Who will always be there? Your relatives. We are all used to people having “former friends.” With complicated varieties of coupling that have arisen over the last century we all know—and probably all have—plenty of “exes.” But who ever heard of someone’s “former mother”? or “ex-brother”? or “starter uncle”? Friends come and go—but relatives, even second cousins, are forever.

It is important to remember that, if you meant what you said when you took your vows, your spouse is a relative. You will have to put up with things that would make you de-friend anyone else. Even if you both behave perfectly every moment of every day—and you won’t—you will inevitably sometimes become tiresome, annoying, or just plain boring to the person who sees you most often when you don’t have your public face on. You have not picked a new friend, since friends are always “on approval” and returnable; you have signed on a relative, who will be yours even if the item turns out not to work exactly as you hoped.

Indeed, just as you asked about the odd people at the back tables, “Who are these people? Are they really related to me? How did that happen?” you will find yourself looking across your own kitchen and asking, “Who
is this person? Am I really related to him? How did that happen?” And should you have children, you will ask the same question again and again.

I understand why the brides’ magazines present weddings as the union of a princess with her best friend, since I doubt stories about people voluntarily getting a new relative would serve the advertisers’ purposes. But that is the truth of what a Christian marriage is. And let me suggest that this view is not as grim as it seems.

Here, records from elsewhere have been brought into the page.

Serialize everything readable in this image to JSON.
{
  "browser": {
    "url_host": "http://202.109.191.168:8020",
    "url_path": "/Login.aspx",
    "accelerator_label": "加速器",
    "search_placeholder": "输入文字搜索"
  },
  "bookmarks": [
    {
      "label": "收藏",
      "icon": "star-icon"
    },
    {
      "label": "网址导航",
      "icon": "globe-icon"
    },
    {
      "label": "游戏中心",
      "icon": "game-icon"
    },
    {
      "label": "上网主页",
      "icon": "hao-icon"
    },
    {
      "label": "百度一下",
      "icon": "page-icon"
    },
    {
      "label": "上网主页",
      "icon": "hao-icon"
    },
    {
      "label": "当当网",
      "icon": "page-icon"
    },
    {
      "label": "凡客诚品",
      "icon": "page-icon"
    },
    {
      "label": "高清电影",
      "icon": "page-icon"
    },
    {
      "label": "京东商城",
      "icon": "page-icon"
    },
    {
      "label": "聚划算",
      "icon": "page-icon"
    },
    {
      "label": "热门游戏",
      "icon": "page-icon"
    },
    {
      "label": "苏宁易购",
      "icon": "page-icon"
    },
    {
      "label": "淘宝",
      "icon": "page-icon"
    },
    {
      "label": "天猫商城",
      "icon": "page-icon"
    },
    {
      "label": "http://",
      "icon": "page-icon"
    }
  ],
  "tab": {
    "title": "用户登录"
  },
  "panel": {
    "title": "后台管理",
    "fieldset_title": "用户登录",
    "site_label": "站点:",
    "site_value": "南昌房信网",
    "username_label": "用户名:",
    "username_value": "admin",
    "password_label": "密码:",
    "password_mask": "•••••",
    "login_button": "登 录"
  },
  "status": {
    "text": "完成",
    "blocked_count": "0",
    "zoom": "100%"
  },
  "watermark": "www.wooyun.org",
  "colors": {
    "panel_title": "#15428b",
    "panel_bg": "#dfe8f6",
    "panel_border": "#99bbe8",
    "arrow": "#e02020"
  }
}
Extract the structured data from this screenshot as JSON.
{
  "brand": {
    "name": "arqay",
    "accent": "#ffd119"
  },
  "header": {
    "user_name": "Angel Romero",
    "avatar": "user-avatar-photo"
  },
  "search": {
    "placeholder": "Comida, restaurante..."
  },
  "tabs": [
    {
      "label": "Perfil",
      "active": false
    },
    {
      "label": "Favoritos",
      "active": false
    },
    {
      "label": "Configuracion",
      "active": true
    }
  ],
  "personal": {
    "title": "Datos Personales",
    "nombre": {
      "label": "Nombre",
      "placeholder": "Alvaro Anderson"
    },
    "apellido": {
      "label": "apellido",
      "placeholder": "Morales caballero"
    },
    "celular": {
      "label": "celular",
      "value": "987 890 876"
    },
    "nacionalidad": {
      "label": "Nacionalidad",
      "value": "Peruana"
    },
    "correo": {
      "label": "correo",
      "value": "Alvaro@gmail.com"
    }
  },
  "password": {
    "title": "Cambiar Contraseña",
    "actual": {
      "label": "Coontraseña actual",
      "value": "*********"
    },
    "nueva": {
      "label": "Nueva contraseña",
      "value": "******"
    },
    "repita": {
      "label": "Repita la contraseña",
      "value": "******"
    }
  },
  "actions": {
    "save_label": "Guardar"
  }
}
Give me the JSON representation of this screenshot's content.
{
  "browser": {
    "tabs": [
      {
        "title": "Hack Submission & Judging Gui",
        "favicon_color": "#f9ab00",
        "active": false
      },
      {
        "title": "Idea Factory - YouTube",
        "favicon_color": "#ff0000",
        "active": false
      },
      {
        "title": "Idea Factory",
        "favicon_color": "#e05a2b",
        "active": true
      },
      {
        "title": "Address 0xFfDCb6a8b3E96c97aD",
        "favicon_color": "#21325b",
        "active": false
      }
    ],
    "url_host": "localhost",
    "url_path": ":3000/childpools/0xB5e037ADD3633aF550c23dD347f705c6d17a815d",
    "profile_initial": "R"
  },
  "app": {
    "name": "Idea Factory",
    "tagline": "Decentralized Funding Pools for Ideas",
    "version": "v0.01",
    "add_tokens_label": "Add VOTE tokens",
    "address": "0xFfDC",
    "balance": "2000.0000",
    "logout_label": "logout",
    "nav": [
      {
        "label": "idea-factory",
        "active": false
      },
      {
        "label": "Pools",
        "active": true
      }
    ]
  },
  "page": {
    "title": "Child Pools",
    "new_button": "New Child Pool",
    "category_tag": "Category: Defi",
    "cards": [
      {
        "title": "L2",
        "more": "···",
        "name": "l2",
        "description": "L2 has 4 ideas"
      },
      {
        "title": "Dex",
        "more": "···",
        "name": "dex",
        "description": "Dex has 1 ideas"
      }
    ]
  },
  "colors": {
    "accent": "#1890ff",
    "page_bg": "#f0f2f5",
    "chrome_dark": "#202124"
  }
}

For your relatives, your connection is a fact, not a choice. We can’t drop you even if we want to: we will still be relatives even if we never see each other. And unless we are dead to all duty, our love for you is also a fact. We will all act on it even if seeing one another very often isn’t a top priority. In the same way, your vows have made your connection with each other an unchangeable fact. And your love for each other is also a fact, beside which all fantasies must pale. If bad times come, that will be a comfort. And in good times, you will be secure in the knowledge that you will be loved even when you are not as happy and charming as you are now. And as a bonus, you have a larger pool of people whom you can at least ask for help moving, or for a loan, or for kidney. (Be prepared for stories about bad backs, assets tied up in inaccessible trusts, and hitherto undiscovered blood disorders: I know what we’re like.)

And now, I ask everyone—both the friends I have slighted and the relatives who now rejoice in a larger, more interesting family—to raise their glasses as I give the new relatives one piece of advice: Always try to be friends—it makes family life go much more smoothly.